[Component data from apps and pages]
• • • • • • •

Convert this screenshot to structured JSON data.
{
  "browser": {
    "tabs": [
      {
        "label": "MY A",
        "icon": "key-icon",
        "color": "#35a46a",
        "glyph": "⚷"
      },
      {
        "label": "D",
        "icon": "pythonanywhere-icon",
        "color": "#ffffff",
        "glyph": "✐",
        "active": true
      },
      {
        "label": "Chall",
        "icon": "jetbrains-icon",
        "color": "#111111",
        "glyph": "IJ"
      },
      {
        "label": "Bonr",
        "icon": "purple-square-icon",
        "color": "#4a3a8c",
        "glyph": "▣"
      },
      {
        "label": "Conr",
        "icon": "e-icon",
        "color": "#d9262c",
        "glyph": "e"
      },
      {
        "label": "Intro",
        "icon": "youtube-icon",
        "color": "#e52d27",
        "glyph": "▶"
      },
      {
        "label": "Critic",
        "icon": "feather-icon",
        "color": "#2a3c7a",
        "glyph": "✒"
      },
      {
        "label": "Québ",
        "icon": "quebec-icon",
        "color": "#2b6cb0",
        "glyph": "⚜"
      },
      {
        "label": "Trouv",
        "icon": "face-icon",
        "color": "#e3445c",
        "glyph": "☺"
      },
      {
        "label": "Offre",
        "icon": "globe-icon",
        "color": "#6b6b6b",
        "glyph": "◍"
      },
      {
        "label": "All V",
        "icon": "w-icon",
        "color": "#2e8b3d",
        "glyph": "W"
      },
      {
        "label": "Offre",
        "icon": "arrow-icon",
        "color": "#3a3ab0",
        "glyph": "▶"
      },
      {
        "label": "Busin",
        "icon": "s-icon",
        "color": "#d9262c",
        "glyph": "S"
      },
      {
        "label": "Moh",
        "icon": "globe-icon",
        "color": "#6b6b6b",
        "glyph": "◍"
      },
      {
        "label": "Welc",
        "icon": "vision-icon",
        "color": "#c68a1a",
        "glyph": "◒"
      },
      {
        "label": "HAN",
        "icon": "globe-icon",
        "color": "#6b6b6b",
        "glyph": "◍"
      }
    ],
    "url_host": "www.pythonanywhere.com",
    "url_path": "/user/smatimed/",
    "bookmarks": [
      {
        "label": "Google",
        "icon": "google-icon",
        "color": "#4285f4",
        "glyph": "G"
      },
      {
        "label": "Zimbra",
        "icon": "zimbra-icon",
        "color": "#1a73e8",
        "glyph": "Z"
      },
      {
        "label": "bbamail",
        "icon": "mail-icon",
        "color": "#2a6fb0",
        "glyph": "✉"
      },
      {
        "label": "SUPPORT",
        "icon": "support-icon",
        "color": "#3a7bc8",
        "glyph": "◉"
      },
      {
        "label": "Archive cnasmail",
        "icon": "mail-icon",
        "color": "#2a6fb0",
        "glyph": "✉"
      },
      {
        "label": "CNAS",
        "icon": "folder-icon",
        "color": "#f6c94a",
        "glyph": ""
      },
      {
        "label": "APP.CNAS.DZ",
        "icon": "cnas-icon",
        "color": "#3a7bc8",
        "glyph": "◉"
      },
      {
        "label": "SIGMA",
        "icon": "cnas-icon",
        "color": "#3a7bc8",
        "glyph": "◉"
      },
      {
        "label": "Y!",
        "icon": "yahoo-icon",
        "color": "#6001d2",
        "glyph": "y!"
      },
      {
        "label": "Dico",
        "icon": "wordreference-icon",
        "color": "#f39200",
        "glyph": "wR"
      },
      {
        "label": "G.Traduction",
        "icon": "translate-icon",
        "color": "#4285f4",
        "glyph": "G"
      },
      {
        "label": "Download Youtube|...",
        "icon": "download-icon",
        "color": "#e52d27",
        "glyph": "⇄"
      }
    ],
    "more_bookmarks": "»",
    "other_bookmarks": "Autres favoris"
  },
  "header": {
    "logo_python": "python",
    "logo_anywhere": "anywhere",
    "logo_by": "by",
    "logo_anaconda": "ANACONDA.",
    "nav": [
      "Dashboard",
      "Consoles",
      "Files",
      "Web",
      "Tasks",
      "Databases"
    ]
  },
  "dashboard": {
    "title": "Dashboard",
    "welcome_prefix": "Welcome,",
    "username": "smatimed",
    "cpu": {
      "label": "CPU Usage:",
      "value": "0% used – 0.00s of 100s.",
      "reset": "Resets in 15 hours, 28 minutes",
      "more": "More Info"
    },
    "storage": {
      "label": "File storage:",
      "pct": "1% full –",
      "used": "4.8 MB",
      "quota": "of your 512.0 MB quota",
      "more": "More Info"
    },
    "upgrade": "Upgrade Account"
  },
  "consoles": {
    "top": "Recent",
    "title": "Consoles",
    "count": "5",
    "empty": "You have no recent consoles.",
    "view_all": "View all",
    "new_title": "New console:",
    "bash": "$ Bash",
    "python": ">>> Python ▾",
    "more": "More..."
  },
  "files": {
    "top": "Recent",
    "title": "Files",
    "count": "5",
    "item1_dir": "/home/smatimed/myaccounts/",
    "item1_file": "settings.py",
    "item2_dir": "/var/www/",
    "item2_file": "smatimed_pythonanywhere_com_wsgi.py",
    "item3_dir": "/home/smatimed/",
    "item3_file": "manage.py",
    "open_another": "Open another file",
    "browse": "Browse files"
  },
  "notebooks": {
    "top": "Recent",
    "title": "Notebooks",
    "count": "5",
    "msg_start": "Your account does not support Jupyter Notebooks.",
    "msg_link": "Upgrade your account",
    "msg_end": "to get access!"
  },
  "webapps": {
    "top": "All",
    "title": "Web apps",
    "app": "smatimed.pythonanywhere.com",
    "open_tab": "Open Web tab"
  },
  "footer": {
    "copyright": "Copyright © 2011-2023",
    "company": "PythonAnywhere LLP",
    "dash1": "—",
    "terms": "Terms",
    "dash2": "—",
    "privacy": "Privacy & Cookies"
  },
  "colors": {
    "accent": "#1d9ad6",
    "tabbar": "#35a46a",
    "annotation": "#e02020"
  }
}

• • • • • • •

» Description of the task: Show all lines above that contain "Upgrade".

» Exercise solution:
    "upgrade": "Upgrade Account"
    "msg_link": "Upgrade your account",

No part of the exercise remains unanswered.